There is a belief that cold calls for the purpose of appointment setting leave many a recipient cold, but it is still cited as being the second most effective tool for growing one’s business – second only to referrals.
Indeed, data from intelligence and lead generation services company DiscoverOrg – which was collected during a survey of 1 000 IT executives at a variety of IT firms, including Fortune-ranked companies and small to medium-sized businesses (SMBs) – shows that 60% of IT executives say that an outbound call or e-mail led to an IT vendor being evaluated, and that 75% took an appointment or was compelled to attend an event as a result of a cold call or e-mail.

“Many people think that phone calls are outmoded, especially in an age when a lot of companies turn their attention to social media for their marketing needs and for the purpose of communicating with existing and prospective clients,” says Louise Robinson, MD of CG Consulting, a Cape Town-based outsource lead generation company specialising in business-to-business (B2B) marketing.

“The truth is that people still like to have in-depth, realtime conversations with a real person who can immediately respond to their questions. This is why cold calling for appointment setting is still so successful after all these years, despite the uptake in social media.”

Robinson points out that social media can actually be used in the lead generation process of cold calling as well.

“Before you can make the call, you need to know who to speak to. The aim is to engage a C-level client, since they are the influential decision makers within a company. You can utilise social networking sites such as LinkedIn to identify the correct person to speak to and then call them,” she says.

“Don’t send them messages via social networking. Chances are that they’re already inundated by e-mails, Facebook and LinkedIn messages, tweets, and so on. No matter how catchy, irresistible and original your message is, they will never know because they are unlikely to ever even lay eyes on it.”

She cautions that you might not get them on the phone right away either.

“High level executives usually have a personal assistant (PA) or secretary whose job it is to screen and ward off unwanted calls. Accept that you will have to win them over too, in order to get some precious talk time with the boss. Get those gate keeping assistants on your side by being respectful and friendly, and don’t be above asking for their help,” Robinson advises.

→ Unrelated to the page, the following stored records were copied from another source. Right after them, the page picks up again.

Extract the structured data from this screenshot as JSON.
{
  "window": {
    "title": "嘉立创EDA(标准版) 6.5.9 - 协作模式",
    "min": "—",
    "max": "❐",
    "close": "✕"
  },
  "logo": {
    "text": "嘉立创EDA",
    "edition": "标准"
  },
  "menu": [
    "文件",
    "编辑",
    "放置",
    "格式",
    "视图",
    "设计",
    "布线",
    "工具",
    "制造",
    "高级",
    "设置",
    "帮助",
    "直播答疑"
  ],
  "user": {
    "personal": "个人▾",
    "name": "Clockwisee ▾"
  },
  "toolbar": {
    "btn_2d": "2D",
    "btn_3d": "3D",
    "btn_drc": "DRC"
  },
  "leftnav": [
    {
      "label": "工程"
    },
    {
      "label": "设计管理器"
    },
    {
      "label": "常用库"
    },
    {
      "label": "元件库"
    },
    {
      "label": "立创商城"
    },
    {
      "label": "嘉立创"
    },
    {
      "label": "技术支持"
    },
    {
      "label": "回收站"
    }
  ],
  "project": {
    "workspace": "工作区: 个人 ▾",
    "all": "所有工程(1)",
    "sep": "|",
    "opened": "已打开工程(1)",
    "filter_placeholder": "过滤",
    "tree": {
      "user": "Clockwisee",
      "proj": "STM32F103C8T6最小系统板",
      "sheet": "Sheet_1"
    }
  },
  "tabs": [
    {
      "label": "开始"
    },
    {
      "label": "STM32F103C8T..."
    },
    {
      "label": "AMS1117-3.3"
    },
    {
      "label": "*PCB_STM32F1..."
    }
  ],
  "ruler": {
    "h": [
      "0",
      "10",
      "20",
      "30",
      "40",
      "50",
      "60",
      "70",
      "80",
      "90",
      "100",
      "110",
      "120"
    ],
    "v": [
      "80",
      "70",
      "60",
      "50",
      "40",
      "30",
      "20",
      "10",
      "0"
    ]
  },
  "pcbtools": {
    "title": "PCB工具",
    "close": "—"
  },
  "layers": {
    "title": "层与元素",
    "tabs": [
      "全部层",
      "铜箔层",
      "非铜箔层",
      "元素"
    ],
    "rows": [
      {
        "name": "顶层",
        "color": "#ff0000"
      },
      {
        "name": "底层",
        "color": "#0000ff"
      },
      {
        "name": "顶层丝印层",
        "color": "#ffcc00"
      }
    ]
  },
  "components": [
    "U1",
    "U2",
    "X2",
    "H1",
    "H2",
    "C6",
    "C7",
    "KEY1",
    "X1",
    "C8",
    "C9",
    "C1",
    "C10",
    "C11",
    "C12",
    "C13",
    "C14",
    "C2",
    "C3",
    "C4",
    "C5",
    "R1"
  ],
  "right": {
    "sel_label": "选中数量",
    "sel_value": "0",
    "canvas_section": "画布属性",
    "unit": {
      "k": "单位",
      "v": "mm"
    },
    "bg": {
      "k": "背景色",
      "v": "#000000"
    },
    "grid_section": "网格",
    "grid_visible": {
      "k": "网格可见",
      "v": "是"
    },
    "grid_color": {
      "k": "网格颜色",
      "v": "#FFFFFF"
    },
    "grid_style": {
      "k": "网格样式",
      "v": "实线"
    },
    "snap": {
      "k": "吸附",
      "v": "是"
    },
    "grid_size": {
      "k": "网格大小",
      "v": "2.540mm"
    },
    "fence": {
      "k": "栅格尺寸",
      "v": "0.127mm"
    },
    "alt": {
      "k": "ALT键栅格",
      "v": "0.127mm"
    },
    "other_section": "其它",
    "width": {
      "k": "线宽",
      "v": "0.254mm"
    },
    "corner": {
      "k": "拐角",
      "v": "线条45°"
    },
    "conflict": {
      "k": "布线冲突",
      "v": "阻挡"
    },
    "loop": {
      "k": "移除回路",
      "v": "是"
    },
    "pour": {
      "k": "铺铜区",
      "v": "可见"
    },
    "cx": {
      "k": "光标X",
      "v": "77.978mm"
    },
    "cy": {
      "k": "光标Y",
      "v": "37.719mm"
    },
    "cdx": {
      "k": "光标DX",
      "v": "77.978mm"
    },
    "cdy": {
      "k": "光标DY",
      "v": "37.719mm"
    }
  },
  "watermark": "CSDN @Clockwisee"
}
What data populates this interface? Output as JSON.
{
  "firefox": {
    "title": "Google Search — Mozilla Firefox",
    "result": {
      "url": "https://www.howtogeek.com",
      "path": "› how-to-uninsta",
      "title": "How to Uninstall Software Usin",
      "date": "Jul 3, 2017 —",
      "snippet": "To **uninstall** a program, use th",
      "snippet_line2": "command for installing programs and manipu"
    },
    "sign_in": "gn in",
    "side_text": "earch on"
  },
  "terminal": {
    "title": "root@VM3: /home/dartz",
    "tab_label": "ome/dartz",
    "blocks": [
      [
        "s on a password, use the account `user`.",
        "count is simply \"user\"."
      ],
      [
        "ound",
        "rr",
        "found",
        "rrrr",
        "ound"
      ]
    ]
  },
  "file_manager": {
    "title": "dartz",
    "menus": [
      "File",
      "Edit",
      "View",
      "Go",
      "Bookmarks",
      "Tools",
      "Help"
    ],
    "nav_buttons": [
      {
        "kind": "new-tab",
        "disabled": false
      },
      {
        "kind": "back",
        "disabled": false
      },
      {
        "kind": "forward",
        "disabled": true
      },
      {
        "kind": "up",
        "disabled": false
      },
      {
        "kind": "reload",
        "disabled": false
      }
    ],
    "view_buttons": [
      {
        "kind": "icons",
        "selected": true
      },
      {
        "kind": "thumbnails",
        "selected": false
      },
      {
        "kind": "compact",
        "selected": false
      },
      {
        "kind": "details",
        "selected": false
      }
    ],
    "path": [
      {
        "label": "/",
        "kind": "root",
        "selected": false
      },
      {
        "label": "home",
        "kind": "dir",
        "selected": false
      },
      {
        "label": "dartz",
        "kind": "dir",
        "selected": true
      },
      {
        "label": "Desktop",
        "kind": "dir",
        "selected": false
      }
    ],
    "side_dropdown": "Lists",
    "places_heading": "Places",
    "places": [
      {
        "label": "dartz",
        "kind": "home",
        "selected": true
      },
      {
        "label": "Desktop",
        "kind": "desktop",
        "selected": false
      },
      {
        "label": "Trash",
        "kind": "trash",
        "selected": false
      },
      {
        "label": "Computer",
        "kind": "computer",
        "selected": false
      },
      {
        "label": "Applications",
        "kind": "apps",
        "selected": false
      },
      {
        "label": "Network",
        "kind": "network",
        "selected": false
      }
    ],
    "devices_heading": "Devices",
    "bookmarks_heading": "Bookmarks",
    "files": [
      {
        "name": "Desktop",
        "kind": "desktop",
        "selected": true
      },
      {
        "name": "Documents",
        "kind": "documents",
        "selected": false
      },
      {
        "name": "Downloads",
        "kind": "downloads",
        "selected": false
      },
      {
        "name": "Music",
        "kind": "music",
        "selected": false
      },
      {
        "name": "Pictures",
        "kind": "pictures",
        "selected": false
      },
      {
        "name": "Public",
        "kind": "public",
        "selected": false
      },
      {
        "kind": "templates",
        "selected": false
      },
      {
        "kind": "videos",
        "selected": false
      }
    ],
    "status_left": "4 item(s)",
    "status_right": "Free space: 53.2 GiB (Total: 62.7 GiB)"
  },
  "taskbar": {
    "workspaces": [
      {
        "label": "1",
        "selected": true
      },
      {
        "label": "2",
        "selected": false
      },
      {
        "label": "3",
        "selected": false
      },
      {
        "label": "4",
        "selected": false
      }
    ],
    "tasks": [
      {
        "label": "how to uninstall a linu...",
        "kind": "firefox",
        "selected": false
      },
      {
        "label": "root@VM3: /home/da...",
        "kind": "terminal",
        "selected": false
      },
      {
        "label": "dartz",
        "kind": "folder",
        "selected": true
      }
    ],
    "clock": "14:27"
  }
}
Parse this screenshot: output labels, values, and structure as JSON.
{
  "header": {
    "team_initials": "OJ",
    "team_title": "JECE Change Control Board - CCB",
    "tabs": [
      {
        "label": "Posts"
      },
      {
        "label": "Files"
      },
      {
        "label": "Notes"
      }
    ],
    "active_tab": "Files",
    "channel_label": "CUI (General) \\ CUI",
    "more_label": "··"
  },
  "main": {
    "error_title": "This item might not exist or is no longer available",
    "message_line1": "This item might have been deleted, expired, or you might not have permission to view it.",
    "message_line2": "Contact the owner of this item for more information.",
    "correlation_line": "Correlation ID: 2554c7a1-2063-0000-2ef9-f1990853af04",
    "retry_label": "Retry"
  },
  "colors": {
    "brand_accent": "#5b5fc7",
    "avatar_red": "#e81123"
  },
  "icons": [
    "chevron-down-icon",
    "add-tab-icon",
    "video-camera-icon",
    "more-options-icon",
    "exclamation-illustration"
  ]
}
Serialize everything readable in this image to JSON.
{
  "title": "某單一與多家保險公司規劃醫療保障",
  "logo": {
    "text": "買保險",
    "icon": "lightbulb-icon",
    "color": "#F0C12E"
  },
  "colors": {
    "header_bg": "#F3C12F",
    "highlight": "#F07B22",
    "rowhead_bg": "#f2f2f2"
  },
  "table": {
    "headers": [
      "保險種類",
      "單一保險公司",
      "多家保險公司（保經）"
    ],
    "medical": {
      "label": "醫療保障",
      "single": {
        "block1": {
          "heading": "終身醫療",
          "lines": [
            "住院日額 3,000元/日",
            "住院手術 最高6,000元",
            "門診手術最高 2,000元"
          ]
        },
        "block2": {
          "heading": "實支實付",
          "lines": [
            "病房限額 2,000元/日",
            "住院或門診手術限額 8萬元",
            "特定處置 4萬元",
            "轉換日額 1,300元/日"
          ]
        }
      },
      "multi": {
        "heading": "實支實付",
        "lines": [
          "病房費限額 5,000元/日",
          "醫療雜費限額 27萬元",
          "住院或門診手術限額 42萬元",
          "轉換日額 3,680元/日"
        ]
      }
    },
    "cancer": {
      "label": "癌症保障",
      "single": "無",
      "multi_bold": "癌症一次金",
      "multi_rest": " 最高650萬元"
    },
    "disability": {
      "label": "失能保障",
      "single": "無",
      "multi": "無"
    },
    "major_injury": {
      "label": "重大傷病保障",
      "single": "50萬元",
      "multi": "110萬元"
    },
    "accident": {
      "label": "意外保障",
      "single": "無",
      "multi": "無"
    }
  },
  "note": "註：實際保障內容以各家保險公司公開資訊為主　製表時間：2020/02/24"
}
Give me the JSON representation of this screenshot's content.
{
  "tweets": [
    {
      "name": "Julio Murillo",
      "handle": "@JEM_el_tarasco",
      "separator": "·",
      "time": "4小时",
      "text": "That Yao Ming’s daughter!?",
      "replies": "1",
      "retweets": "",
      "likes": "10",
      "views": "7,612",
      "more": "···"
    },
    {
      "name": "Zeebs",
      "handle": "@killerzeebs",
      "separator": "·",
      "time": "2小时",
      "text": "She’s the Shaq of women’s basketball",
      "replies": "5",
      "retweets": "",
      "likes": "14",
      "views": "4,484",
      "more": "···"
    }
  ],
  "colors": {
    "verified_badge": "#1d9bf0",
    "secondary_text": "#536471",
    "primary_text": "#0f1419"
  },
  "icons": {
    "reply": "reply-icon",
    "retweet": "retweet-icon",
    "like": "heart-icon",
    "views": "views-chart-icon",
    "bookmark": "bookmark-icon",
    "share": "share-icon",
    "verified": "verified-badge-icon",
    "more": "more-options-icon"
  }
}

“Some appointment setters make the mistake of looking down on the secretaries and PAs, in which case they’ll never be able to get past them. They are knowledgeable about the company and, once you win their trust, they’ll be able to advise you on the best way to communicate with their boss.”

Robinson says that’s why many companies outsource this portion of their sales cycle to a reputable consultancy.

“Generating leads through qualified appointments with C-level executives are a crucial step towards clinching a deal,” she says. “That call is an art, because nobody wants to hear from a person who sounds as if they’re reciting a scripted speech in a sing-song voice, or even worse, who stammers through the call and sound as if they don’t really know what they are talking about.

“Getting it right requires time-consuming preparation. At CG Consulting, we have a dedicated and skilled team with the ability to set up appointments with C-level clients. We ensure that the initial contact with your clients is positive, and that it will set the correct tone for further business,” Robinson adds.

She points out that when time is of the essence, an outsourced consultancy can mean the difference between making target and falling short of sales goals.

“With only four months left of the year, can you afford to spend the time required to generate the leads you need, when you could be using that time to close sales? Do you have pipeline in place for the rest of the year? If not, outsourced lead generation is the simplest and fastest way to make sure you achieve targets in the little time that’s left this year,” Robinson concludes.